They so eagerly recited poems, sang and danced, and told me all about what they were learning.  They told me where they are from and under what circumstances they came to New Life. Education for these kids is not just for learning to read and write.  The girls are taught to survive the cruel world out there, how to say no.  Two girls recited a poem in a call and response fashion.--one offers the other candies, ice cream & toys to entice her to go with her, and the other responses with a "no" to each offer saying “you can keep your goodies and gifts yourself, I will not go with you, I want to go to school to study.”
While we were at the hostel (located in a village about 30 km from Trichi) a man brought his 8-year old son to be admitted to the hostel- he sees no other way to give his son an education. On further inquiry it turns out that he also has a girl child 10- years of age but she has to stay with the father because she is needed to cook for him (his wife has passed away- that is his story).  Beatrice, my host and the CEO of New Life is adamant that the girl must come too if the boy is to be admitted to the hostel, and the father must learn to cook for himself.  The boy is almost in tears, hope this goes well for both children.

I am going to spend a couple of days with the staff in the office- they think I can be of value in some way---  I think I am the one who is changing with this experience.  Then I get to meet the Italian and French volunteer workers as well.  Beatrice tells me that all the foreign volunteers are more interested in the microfinancing part of their operation only. The woman who is heading their microfinancing division has an incredible story.  On Monday she is taking me to a microfinance federation (of women entrepreneurs) to show me how that system works. 

The Tabla Player

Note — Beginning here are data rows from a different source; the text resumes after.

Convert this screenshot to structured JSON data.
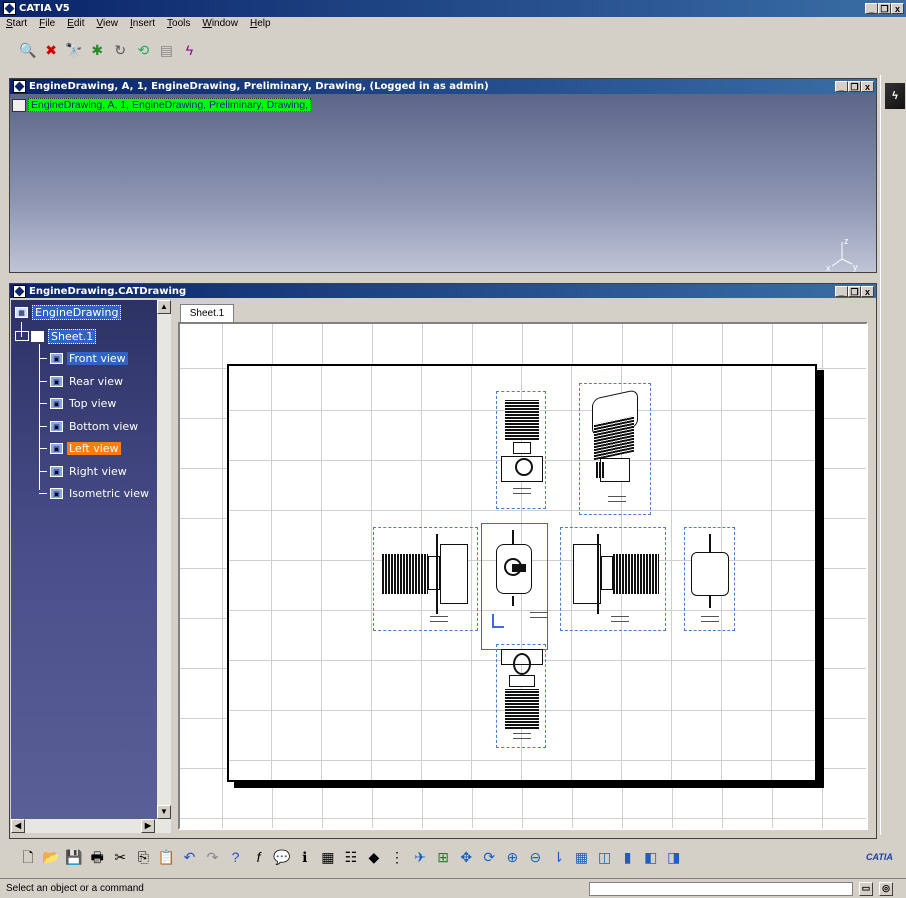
{
  "app": {
    "title": "CATIA V5",
    "menu": [
      "Start",
      "File",
      "Edit",
      "View",
      "Insert",
      "Tools",
      "Window",
      "Help"
    ]
  },
  "pdm_window": {
    "title": "EngineDrawing, A, 1, EngineDrawing, Preliminary, Drawing,  (Logged in as admin)",
    "item_label": "EngineDrawing, A, 1, EngineDrawing, Preliminary, Drawing,",
    "axis": {
      "z": "z",
      "x": "x",
      "y": "y"
    }
  },
  "drawing_window": {
    "title": "EngineDrawing.CATDrawing",
    "sheet_tab": "Sheet.1",
    "tree": {
      "root": "EngineDrawing",
      "sheet": "Sheet.1",
      "views": [
        "Front view",
        "Rear view",
        "Top view",
        "Bottom view",
        "Left view",
        "Right view",
        "Isometric view"
      ],
      "selected_view": "Front view",
      "highlighted_view": "Left view"
    }
  },
  "status": {
    "message": "Select an object or a command",
    "command_input": ""
  },
  "brand": {
    "logo_text": "CATIA"
  },
  "colors": {
    "title_bar": "#0a246a",
    "tree_bg": "#3a3f7a",
    "highlight": "#f87d10",
    "pdm_item_bg": "#00ff00",
    "view_frame": "#4a7fd0",
    "active_view_frame": "#e03030"
  }
}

On my flight from Dubai to Kolkata I befriended this vivacious  young Indian man who helped me put my bag up in the bin (“can I help you with your bag, mam?”) making me feel my age.  Turned out he is a tabla player who travels and performs around the world and was just returning after preforming in London.  He told me that he had performed in almost all the major cities in the USA and Canada.  He invited me and my travel partner to a performance the next day in Kolkata. He reminded me of my tabla playing nephew.  I was not  going to miss this-in any case we weren’t going to be sightseeing in the evening- so we exchanged cell numbers before parting ways. He was going to call me regarding the venue but the next day came and went without a word from him.  He was not real, I figured…   It turned out I was wrong, my travel partner’s phone was turned off when he tried to call (I had not acquired a cell phone by then).  He sent me a utube clip of the performance we missed. In this performance he (Aniruddha) is accompanying Sumitra Guha.